When it comes to specificity, we want to be exact for words such as "sometimes" vs. "never" or "often" vs. "always." With terminology like what we saw in this question, there are times w

Also remember that appeals to popularity are an established flaw that I have seen on multiple tests.

on September 19 at 05:40PM

Apologies, the response above was cut off.

Hello @Hannah-Anderson,

It is great that you understand your own thought process when it came to eliminating answer choice D. I'll explain why D is correct, and how we can understand the test makers' use of equivalent terms.

"Testimony" sounds like something we only hear in a courtroom. You probably would have answered correctly if "opinion" or "belief" were used instead. However, testimony has basically the same meaning in the context of this argument.

The author gives only one piece of evidence in support of the conclusion.

Conclusion: The approach you propose would damage fishing operations.

Support: 20,000 people signed a position rejecting your approach in favor of another.

The argument depends entirely on this petition. This tells us that the answer choice will have something to do with the petition. D is correct because it calls into question the argument's only support.

When it comes to specificity, we want to be exact for words such as "every" vs. "some" or "usually" vs. "always." With terminology like what we saw in this question, there are times when we have to be a bit more flexible.

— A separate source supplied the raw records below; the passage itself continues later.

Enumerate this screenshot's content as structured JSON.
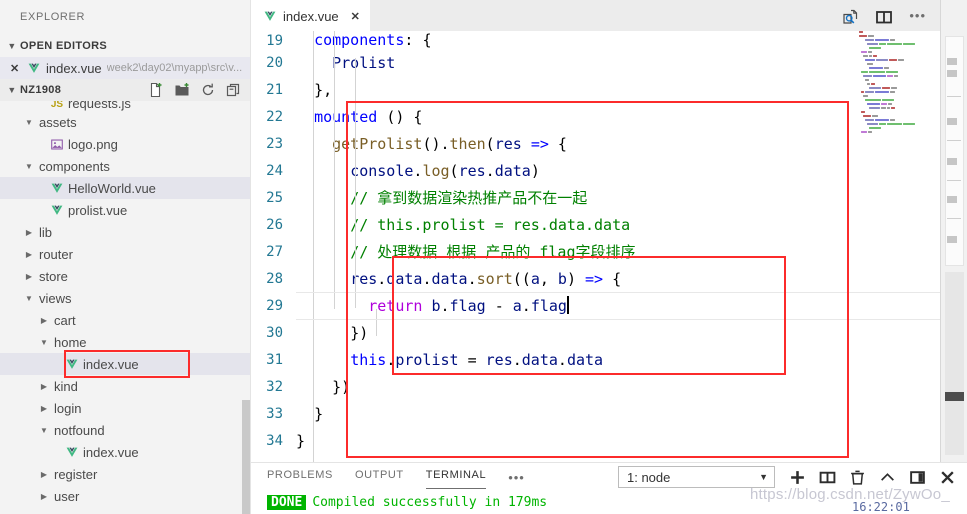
{
  "sidebar": {
    "title": "EXPLORER",
    "open_editors": {
      "header": "OPEN EDITORS",
      "rows": [
        {
          "close": "✕",
          "icon": "vue-icon",
          "name": "index.vue",
          "path": "week2\\day02\\myapp\\src\\v..."
        }
      ]
    },
    "project": {
      "header": "NZ1908",
      "actions": [
        {
          "name": "new-file-icon",
          "title": "New File"
        },
        {
          "name": "new-folder-icon",
          "title": "New Folder"
        },
        {
          "name": "refresh-icon",
          "title": "Refresh Explorer"
        },
        {
          "name": "collapse-all-icon",
          "title": "Collapse Folders"
        }
      ]
    },
    "tree": [
      {
        "label": "requests.js",
        "indent": 2,
        "kind": "js",
        "arrow": "none",
        "selected": false,
        "clipped": true
      },
      {
        "label": "assets",
        "indent": 1,
        "kind": "folder",
        "arrow": "open",
        "selected": false
      },
      {
        "label": "logo.png",
        "indent": 2,
        "kind": "png",
        "arrow": "none",
        "selected": false
      },
      {
        "label": "components",
        "indent": 1,
        "kind": "folder",
        "arrow": "open",
        "selected": false
      },
      {
        "label": "HelloWorld.vue",
        "indent": 2,
        "kind": "vue",
        "arrow": "none",
        "selected": true
      },
      {
        "label": "prolist.vue",
        "indent": 2,
        "kind": "vue",
        "arrow": "none",
        "selected": false
      },
      {
        "label": "lib",
        "indent": 1,
        "kind": "folder",
        "arrow": "closed",
        "selected": false
      },
      {
        "label": "router",
        "indent": 1,
        "kind": "folder",
        "arrow": "closed",
        "selected": false
      },
      {
        "label": "store",
        "indent": 1,
        "kind": "folder",
        "arrow": "closed",
        "selected": false
      },
      {
        "label": "views",
        "indent": 1,
        "kind": "folder",
        "arrow": "open",
        "selected": false
      },
      {
        "label": "cart",
        "indent": 2,
        "kind": "folder",
        "arrow": "closed",
        "selected": false
      },
      {
        "label": "home",
        "indent": 2,
        "kind": "folder",
        "arrow": "open",
        "selected": false
      },
      {
        "label": "index.vue",
        "indent": 3,
        "kind": "vue",
        "arrow": "none",
        "selected": true,
        "highlight": true
      },
      {
        "label": "kind",
        "indent": 2,
        "kind": "folder",
        "arrow": "closed",
        "selected": false
      },
      {
        "label": "login",
        "indent": 2,
        "kind": "folder",
        "arrow": "closed",
        "selected": false
      },
      {
        "label": "notfound",
        "indent": 2,
        "kind": "folder",
        "arrow": "open",
        "selected": false
      },
      {
        "label": "index.vue",
        "indent": 3,
        "kind": "vue",
        "arrow": "none",
        "selected": false
      },
      {
        "label": "register",
        "indent": 2,
        "kind": "folder",
        "arrow": "closed",
        "selected": false
      },
      {
        "label": "user",
        "indent": 2,
        "kind": "folder",
        "arrow": "closed",
        "selected": false
      }
    ]
  },
  "editor": {
    "tab": {
      "name": "index.vue",
      "close": "✕",
      "icon": "vue-icon"
    },
    "tab_actions": [
      {
        "name": "open-preview-icon"
      },
      {
        "name": "split-editor-icon"
      },
      {
        "name": "more-actions-icon",
        "label": "•••"
      }
    ],
    "first_line_number": 19,
    "lines": [
      {
        "n": 19,
        "text": "  components: {",
        "clipped": true
      },
      {
        "n": 20,
        "text": "    Prolist"
      },
      {
        "n": 21,
        "text": "  },"
      },
      {
        "n": 22,
        "text": "  mounted () {"
      },
      {
        "n": 23,
        "text": "    getProlist().then(res => {"
      },
      {
        "n": 24,
        "text": "      console.log(res.data)"
      },
      {
        "n": 25,
        "text": "      // 拿到数据渲染热推产品不在一起"
      },
      {
        "n": 26,
        "text": "      // this.prolist = res.data.data"
      },
      {
        "n": 27,
        "text": "      // 处理数据 根据 产品的 flag字段排序"
      },
      {
        "n": 28,
        "text": "      res.data.data.sort((a, b) => {"
      },
      {
        "n": 29,
        "text": "        return b.flag - a.flag",
        "cursor": true
      },
      {
        "n": 30,
        "text": "      })"
      },
      {
        "n": 31,
        "text": "      this.prolist = res.data.data"
      },
      {
        "n": 32,
        "text": "    })"
      },
      {
        "n": 33,
        "text": "  }"
      },
      {
        "n": 34,
        "text": "}"
      }
    ],
    "annotations": [
      {
        "name": "mounted-block-highlight"
      },
      {
        "name": "sort-block-highlight"
      },
      {
        "name": "sidebar-index-vue-highlight"
      }
    ]
  },
  "panel": {
    "tabs": [
      {
        "label": "PROBLEMS",
        "active": false
      },
      {
        "label": "OUTPUT",
        "active": false
      },
      {
        "label": "TERMINAL",
        "active": true
      }
    ],
    "more": "•••",
    "terminal_select": {
      "value": "1: node",
      "chevron": "▼"
    },
    "actions": [
      {
        "name": "new-terminal-icon",
        "label": "+"
      },
      {
        "name": "split-terminal-icon"
      },
      {
        "name": "kill-terminal-icon"
      },
      {
        "name": "chevron-up-icon"
      },
      {
        "name": "maximize-panel-icon"
      },
      {
        "name": "close-panel-icon"
      }
    ],
    "output": {
      "badge": "DONE",
      "message": "Compiled successfully in 179ms"
    }
  },
  "overlay": {
    "watermark": "https://blog.csdn.net/ZywOo_",
    "clock": "16:22:01"
  },
  "colors": {
    "annotation_red": "#fc2b2b",
    "vue_green": "#41b883",
    "line_number": "#237893",
    "terminal_green": "#00b400",
    "selection": "#e4e4ec"
  }
}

When the basic meaning is the same, don't let an odd choice of words distract you from the spirit of the argument.

Also remember that appeals to popularity, like the petition from this question, are an established reasoning flaw that I have come across multiple times.